Death of ‘mesmerising advocate’ Desmond Boal, QC

Along with Ian Paisley, the lawyer was a founding member of the DUP

The death has occurred of Desmond Boal, QC, who with his former friend, Ian Paisley established the Democratic Unionist Party in 1971

The death has occurred of Desmond Boal, QC, who with his former friend, Ian Paisley established the Democratic Unionist Party in 1971

 

The death has occurred of Desmond Boal, QC, who with his former friend, Ian Paisley – from whom he later became estranged – established the Democratic Unionist Party in 1971.

Mr Boal, who was born in Co Derry in 1929, died on Wednesday night. He also served as a unionist member of the Stormont parliament for the Shankill constituency between 1960 and 1971.

Mr Boal, who was regarded as one of Ireland’s most brilliant barristers, joined Dr Paisley in forming the DUP due to his disillusionment with unionism under leaders such as Terence O’Neill, James Chichester-Clark and Brian Faulkner.

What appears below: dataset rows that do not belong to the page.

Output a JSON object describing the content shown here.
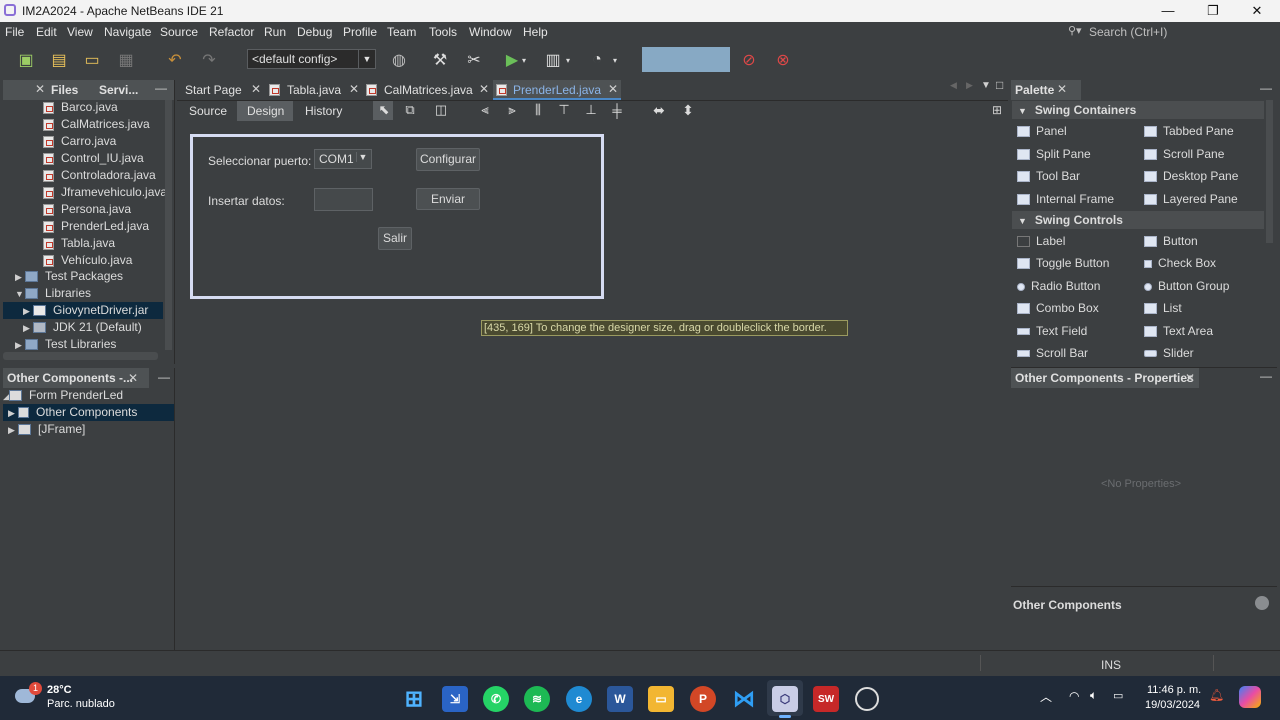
{
  "window": {
    "title": "IM2A2024 - Apache NetBeans IDE 21",
    "minimize_glyph": "—",
    "maximize_glyph": "❐",
    "close_glyph": "✕"
  },
  "menu": [
    "File",
    "Edit",
    "View",
    "Navigate",
    "Source",
    "Refactor",
    "Run",
    "Debug",
    "Profile",
    "Team",
    "Tools",
    "Window",
    "Help"
  ],
  "search": {
    "placeholder": "Search (Ctrl+I)"
  },
  "toolbar": {
    "config_value": "<default config>"
  },
  "left_top_panel": {
    "tabs": [
      "Files",
      "Servi..."
    ],
    "files": [
      "Barco.java",
      "CalMatrices.java",
      "Carro.java",
      "Control_IU.java",
      "Controladora.java",
      "Jframevehiculo.java",
      "Persona.java",
      "PrenderLed.java",
      "Tabla.java",
      "Vehículo.java"
    ],
    "nodes": [
      "Test Packages",
      "Libraries",
      "GiovynetDriver.jar",
      "JDK 21 (Default)",
      "Test Libraries"
    ]
  },
  "left_bottom_panel": {
    "title": "Other Components -...",
    "nodes": [
      "Form PrenderLed",
      "Other Components",
      "[JFrame]"
    ]
  },
  "editor": {
    "tabs": [
      "Start Page",
      "Tabla.java",
      "CalMatrices.java",
      "PrenderLed.java"
    ],
    "view_tabs": [
      "Source",
      "Design",
      "History"
    ],
    "active_view": "Design"
  },
  "form": {
    "port_label": "Seleccionar puerto:",
    "port_value": "COM1",
    "configure_button": "Configurar",
    "data_label": "Insertar datos:",
    "send_button": "Enviar",
    "exit_button": "Salir"
  },
  "designer_hint": "[435, 169] To change the designer size, drag or doubleclick the border.",
  "palette": {
    "title": "Palette",
    "sections": [
      {
        "name": "Swing Containers",
        "items": [
          "Panel",
          "Tabbed Pane",
          "Split Pane",
          "Scroll Pane",
          "Tool Bar",
          "Desktop Pane",
          "Internal Frame",
          "Layered Pane"
        ]
      },
      {
        "name": "Swing Controls",
        "items": [
          "Label",
          "Button",
          "Toggle Button",
          "Check Box",
          "Radio Button",
          "Button Group",
          "Combo Box",
          "List",
          "Text Field",
          "Text Area",
          "Scroll Bar",
          "Slider"
        ]
      }
    ]
  },
  "properties": {
    "title": "Other Components - Properties",
    "empty": "<No Properties>",
    "footer": "Other Components"
  },
  "status": {
    "mode": "INS"
  },
  "taskbar": {
    "weather_temp": "28°C",
    "weather_desc": "Parc. nublado",
    "weather_badge": "1",
    "time": "11:46 p. m.",
    "date": "19/03/2024",
    "apps": [
      "windows-start",
      "netbeans-setup",
      "whatsapp",
      "spotify",
      "edge",
      "word",
      "file-explorer",
      "powerpoint",
      "vscode",
      "netbeans",
      "solidworks-2024",
      "obs"
    ]
  },
  "colors": {
    "accent": "#87a9c4",
    "form_border": "#d6dcf2",
    "taskbar": "#202a38"
  }
}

Unlike Dr Paisley he was relatively secular in his view. Nonetheless, he struck up a formidable partnership with Dr Paisley, offering intellectual weight and guidance to the DUP leader.

Their great friendship collapsed however in 2007 when Dr Paisley agreed to share power with Sinn Féin. In journalist Eamonn Mallie’s BBC documentary on Dr Paisley his wife Baroness Eileen Paisley recounted how that strong bond was sundered.

She described him visiting the Paisley home in east Belfast to return books he had received from Dr Paisley and stating that this “isn’t a friendly visit”.

Mr Boal said to her, she recounted, “I just can’t believe he’s done what he’s done and I just don’t want anything more to do with you.”

Baroness Paisley replied, “Desmond, I’m very sorry it has to come to that but... what could he do? Would you have him responsible for another 30 or 40 years of warfare and devastation and killing and murdering, or do what he did?’”

She said “he just walked away”. Baroness Paisley said the collapse of that lifelong friendship was “a very big blow” to her husband.

Journalist, broadcaster and columnist Vincent Browne has also written about how when he was a young reporter covering Northern Ireland he was impressed by Mr Boal. He recalled that when internment without trial was introduced in 1971 Mr Boal persuaded Dr Paisley to issue a statement condemning the move.

“Paisley agreed, reluctantly. They issued a joint statement. Paisley spent over a year trying to get off that hook,” Browne remembered in this newspaper. He added that some months later Mr Boal talked Dr Paisley “into making favourable noises about a united Ireland, or at least friendly relations with the South. He spent even more time getting off that hook”.

There was general consensus from both unionists and nationalists that Mr Boal was a formidable orator and lawyer. Browne also wrote about how Harry West, a unionist minister in the old Stormont government begged Mr Boal to “go easy on him” during one debate.

The North’s director of public prosecutions Barra McGrory, QC, said he knew Mr Boal through his father the solicitor, the late solicitor Paddy (PJ) McGrory. He previously described him as the best advocate he ever witnessed.

“He had a mesmerising command of a courtroom that was evident from his complete mastery of the evidence in a case and the clarity with which the arguments were presented. That for me as a lawyer is always my goal: it’s mastery of the material and clarity of thought,” Mr McGrory said in an interview with The Irish Times.

DUP Chairman Lord Morrow offering condolences to the Boal family said, “The Democratic Unionist Party is deeply saddened at the death of Desmond Boal. He had an unparalleled ability in the criminal courts and his formidable reputation in the courtroom will long survive his passing.”

The Traditional Unionist Voice leader, Jim Allister, QC, who also broke his link with Dr Paisley because of his Sinn Féin powersharing decision, said he was deeply saddened to learn of Mr Boal’s passing.

“Desmond was a unique talent in both politics and law. As MP for Shankill in the old Stormont Parliament he fought tirelessly for his constituents and was both a vocal opponent of republicanism and an articulate champion of the union,” he said.

“Desmond’s talent at the criminal bar was unsurpassed. Brilliant in cross examination and unrivalled in the skills of advocacy I as a young barrister learned much from watching him in action. It was a privilege to have known him for these last several decades,” added Mr Allister.

Ulster Unionist Party leader Mike Nesbitt said Mr Boal would be “remembered as a man of intellect and commitment, whether you agreed with his vision or not”.

Mr Nesbitt added, “I acknowledge Mr Boal will be more remembered as a founding member of the DUP and his closeness, then falling out with Ian Paisley, but his political career began as a Unionist MP at the old Stormont Parliament, where he represented Shankill for eleven years, between 1960 and 1971.

“It was perhaps a sign of what was to come regarding his relationship with the DUP, that he fell out with successive Ulster Unionist Prime Ministers, from Lord Brookeborough, through Terence O’Neill and James Chichester-Clark, to Brian Faulkner.”